Q: I think that’s really about all I had in terms of the things that I felt needed to cover, but if there’s anything you want to add, you’re more than welcome to.

A: I can’t really think of anything. I mean, one of the things that has changed, certainly from 35 years of it to now, is how student media has taken on a more prominent role and in a lot of different communities these days. As we’ve seen, local newspapers just dry up and disappear. And other news outlets disappear. Sometimes the high school student newspaper is the only source of news. We’ve started to see that we have really been asked to have their work reviewed [by the SPLC to ensure it won’t result in any legal issues]. That’s a trend at least until we fix our news environment right now. I think it’s a trend that’s going to continue for a while.

Q: What kind of legal issues are happening in the community?

A: Censorship [is still] mostly at the school [level]. But a number of colleges have a particular kind of community-based recording projects where students really are the ones that are [covering local news now]. A Pew study just came out with the fact that 9% of the state house reporters in the country are college students. So the state legislatures are now covered by student journalists. And so we’re starting to see a formalization of where student journalists are definitely going out and doing a lot of that reporting, whether it’s at a state house or at the local city council or something like that. And we’ve agreed to help student journalists do that sort of work. 

 

Conclusions

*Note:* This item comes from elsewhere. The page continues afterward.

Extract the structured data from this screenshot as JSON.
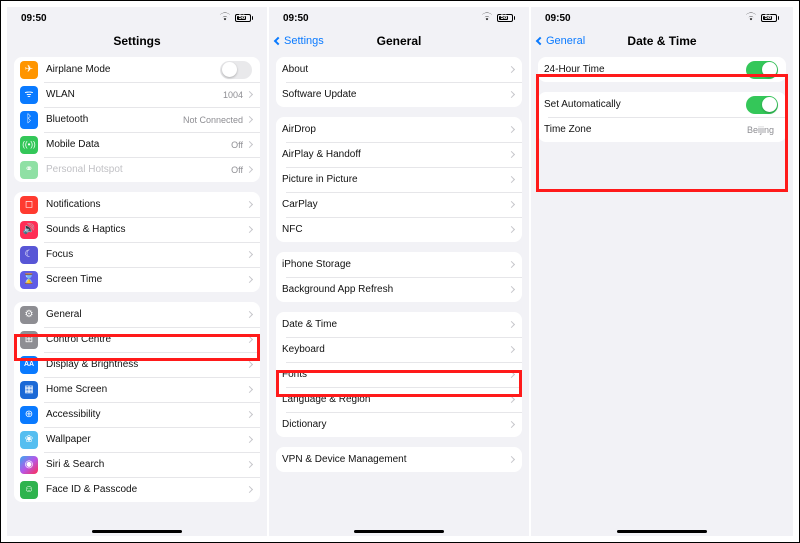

Censorship is clearly a significant problem faced by high school journalists. New Voices laws are great, but as Heistead said, they aren’t immediate solutions; they don’t do anything for the students being silenced now, and it takes months (if not years) of work to get a law passed in a state. I did, however, really like the idea of publishing censored works by alternating means. Creating a forum for this kind of work seems well within the scope of something I can do, and sounds like something that may become the end product of this project.  

 

Upcoming posts

Over the next few weeks, I’ll be posting more interviews, including a conversation with an employee of School Newspapers Online (SNO), a company that helps build websites for many high school (and college) publications. I will also be speaking with a leader of the National Scholastic Press Association, and am working to schedule more conversations with other figures in student journalism.

I’ll be posting on my X account (@jpfeifferCT) whenever new posts come out, so follow me there to make sure you stay up to date on my blog.

Leave a Comment
About the Contributor
Jake Pfeiffer
Jake Pfeiffer, Editor-in-Chief
Jake Pfeiffer is a senior, entering his third year on the Central Times staff, this time as Editor-in-Chief. Jake joined CT as a sophomore because he wanted to write news, but since then he has grown to love just about every element of journalism. While it is rare to see Jake anywhere other than the CT office, occasionally you can find him captaining Central’s debate team, watching baseball, listening to a seemingly endless amount of podcasts or drowning in college applications.
Donate to Central Times
$50
$500
Contributed
Our Goal

Comments (0)

All Central Times Picks Reader Picks Sort: Newest

Your email address will not be published. Required fields are marked *